23/01/2013 18:22 GMT | Updated 25/03/2013 05:12 GMT

Britain Needs More Houses, But It Doesn't Need Them Everywhere

There has been much coverage of the need for new houses in recent weeks. But while the case for new homes is clear, there has been much less dialogue over where these new homes are required. And as our latest report, 'Cities Outlook 2013', sponsored by the LGA, shows, some cities need them more than others.

The UK needs more houses for two reasons. Firstly the average price of a home now stands at just under nine times the average yearly salary. Given that conservative estimates suggest that we are currently building around 90,000 fewer homes per year than required, the affordability issue around housing is likely only to get worse. Secondly, building houses would likely act as a pick-me-up for the national economy - the building of 100,000 homes is estimated to add an extra one per cent to GDP and support around 150,000 jobs.

These arguments have been rehearsed before. But much less attention has been given to where these houses should be built. The affordability issue is much more acute in some places in others. While the average house costs around five times more than the average yearly pay packet in Burnley, it costs almost 15 times as much in Oxford.

High house prices are bad for future economic growth of cities such as Oxford because they price people out of the job opportunities that are available within them. This is bad for the individual, bad for businesses in such cities and, as a result, is bad for the economy. A report published last week by the CBI found that businesses perceived high house prices to be one of London's biggest weaknesses.

Burnley's housing issues do not centre on the availability of housing as prices are relatively low and homes relatively affordable.
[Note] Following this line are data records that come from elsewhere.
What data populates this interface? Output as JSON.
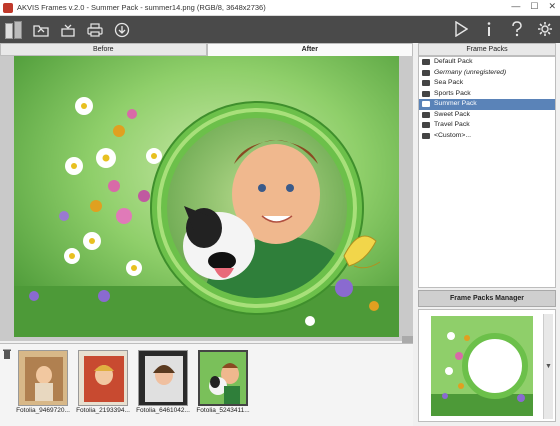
{
  "window": {
    "title": "AKVIS Frames v.2.0 - Summer Pack - summer14.png (RGB/8, 3648x2736)",
    "min": "—",
    "max": "☐",
    "close": "✕"
  },
  "toolbar": {
    "icons": [
      "app-logo-icon",
      "open-icon",
      "save-icon",
      "print-icon",
      "share-icon",
      "run-icon",
      "info-icon",
      "help-icon",
      "settings-icon"
    ]
  },
  "tabs": {
    "before": "Before",
    "after": "After"
  },
  "filmstrip": {
    "items": [
      {
        "caption": "Fotolia_9469720..."
      },
      {
        "caption": "Fotolia_2193394..."
      },
      {
        "caption": "Fotolia_6461042..."
      },
      {
        "caption": "Fotolia_5243411..."
      }
    ]
  },
  "packs_panel": {
    "header": "Frame Packs",
    "items": [
      {
        "label": "Default Pack",
        "selected": false,
        "unregistered": false
      },
      {
        "label": "Germany (unregistered)",
        "selected": false,
        "unregistered": true
      },
      {
        "label": "Sea Pack",
        "selected": false,
        "unregistered": false
      },
      {
        "label": "Sports Pack",
        "selected": false,
        "unregistered": false
      },
      {
        "label": "Summer Pack",
        "selected": true,
        "unregistered": false
      },
      {
        "label": "Sweet Pack",
        "selected": false,
        "unregistered": false
      },
      {
        "label": "Travel Pack",
        "selected": false,
        "unregistered": false
      },
      {
        "label": "<Custom>...",
        "selected": false,
        "unregistered": false
      }
    ],
    "manager_button": "Frame Packs Manager"
  },
  "colors": {
    "toolbar": "#4a4a4a",
    "selection": "#5a83b8",
    "frame_green": "#6cc04a"
  }
}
Building more houses could simply push down prices further, hurting current home owners and doing little to contribute to the city's long term economic performance. Issues around the quality of its existing stock are pressing, however: at 7.5 per cent, it has the highest vacancy rate of any English city. And more than one in five houses are classed as 'Category 1', which are the most serious hazards within dwellings rated by the Housing Health and Safety Hazard Rating System.
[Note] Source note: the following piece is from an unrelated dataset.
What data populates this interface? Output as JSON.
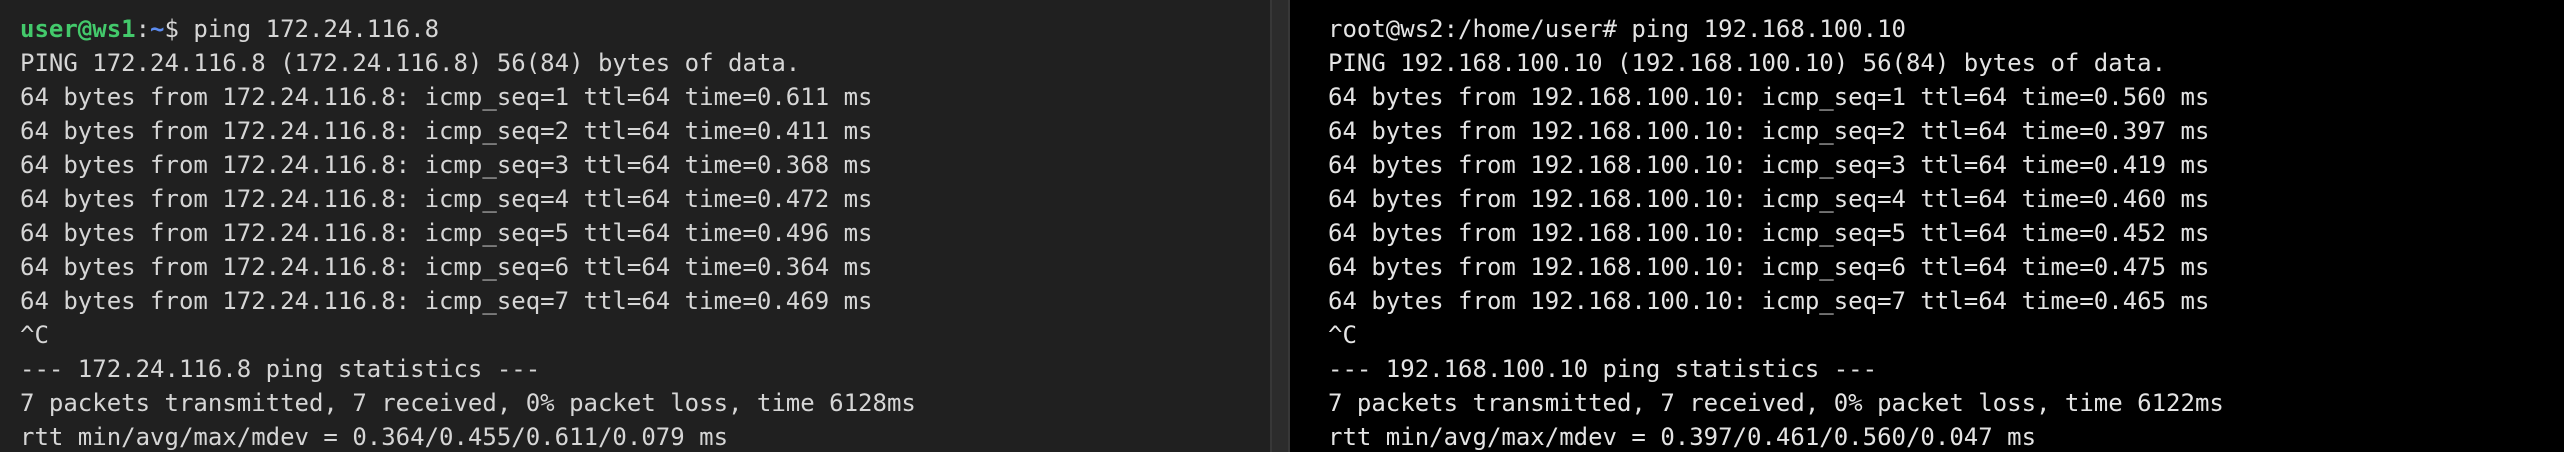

In other words, the importance of housing to the local economy varies from place to place and national housing policy needs to be much more flexible if we are to make the most of housing's potential for an economic boost.

Any policy designed to kickstart house building, such as Get Britain Building, would get the fastest results if it targeted cities where housing is least affordable. For example, in the ten cities where housing is least affordable, such as Cambridge, Brighton and Bournemouth, there are more than 100,000 homes on developments that have stalled as a result of the downturn. Not only would unlocking these sites provide a boost to national economic growth, it would help to address issues of affordability in some of our most expensive cities.
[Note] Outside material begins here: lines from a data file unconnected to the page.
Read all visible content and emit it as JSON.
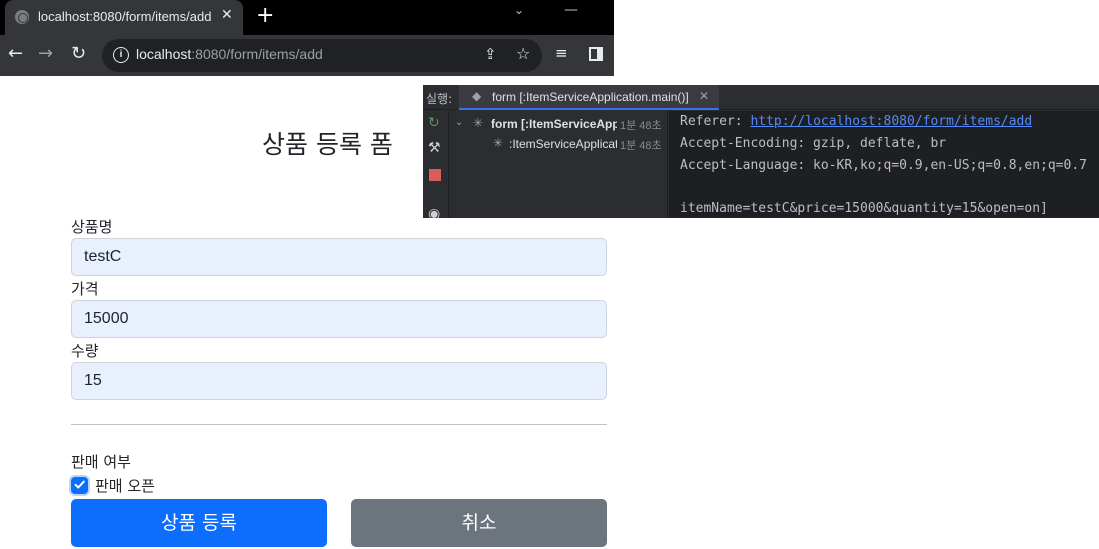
{
  "browser": {
    "tab_title": "localhost:8080/form/items/add",
    "tab_close": "✕",
    "new_tab": "+",
    "url_host": "localhost",
    "url_rest": ":8080/form/items/add"
  },
  "page": {
    "title": "상품 등록 폼",
    "fields": [
      {
        "label": "상품명",
        "value": "testC"
      },
      {
        "label": "가격",
        "value": "15000"
      },
      {
        "label": "수량",
        "value": "15"
      }
    ],
    "sale_section_label": "판매 여부",
    "open_checkbox": {
      "label": "판매 오픈",
      "checked": true
    },
    "submit_label": "상품 등록",
    "cancel_label": "취소"
  },
  "ide": {
    "run_label": "실행:",
    "tab_title": "form [:ItemServiceApplication.main()]",
    "tab_close": "✕",
    "tree": [
      {
        "text": "form [:ItemServiceApp",
        "time": "1분 48초"
      },
      {
        "text": ":ItemServiceApplicat",
        "time": "1분 48초"
      }
    ],
    "console": {
      "referer_label": "Referer: ",
      "referer_url": "http://localhost:8080/form/items/add",
      "accept_encoding": "Accept-Encoding: gzip, deflate, br",
      "accept_language": "Accept-Language: ko-KR,ko;q=0.9,en-US;q=0.8,en;q=0.7",
      "body": "itemName=testC&price=15000&quantity=15&open=on]"
    }
  },
  "colors": {
    "primary": "#0d6efd",
    "secondary": "#6c757d",
    "autofill_bg": "#e8f0fe",
    "console_link": "#548af7"
  }
}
Government should also empower more affordable cities to access funding to help deal with issues of housing quality. There are a number of funding pots already available from government to deal with empty homes; cities where problems of poor stock and empty homes are most acute could benefit significantly from this money, rather than chasing incentives to build new homes.

Houses are built in places. But there is huge variation in the housing challenges that different places face. For this reason place needs to be put back into housing policy, with places allowed to combine funding sources and adapt national policy to their particular needs. Only through doing this will we be able to effectively deal with the UK's housing problems.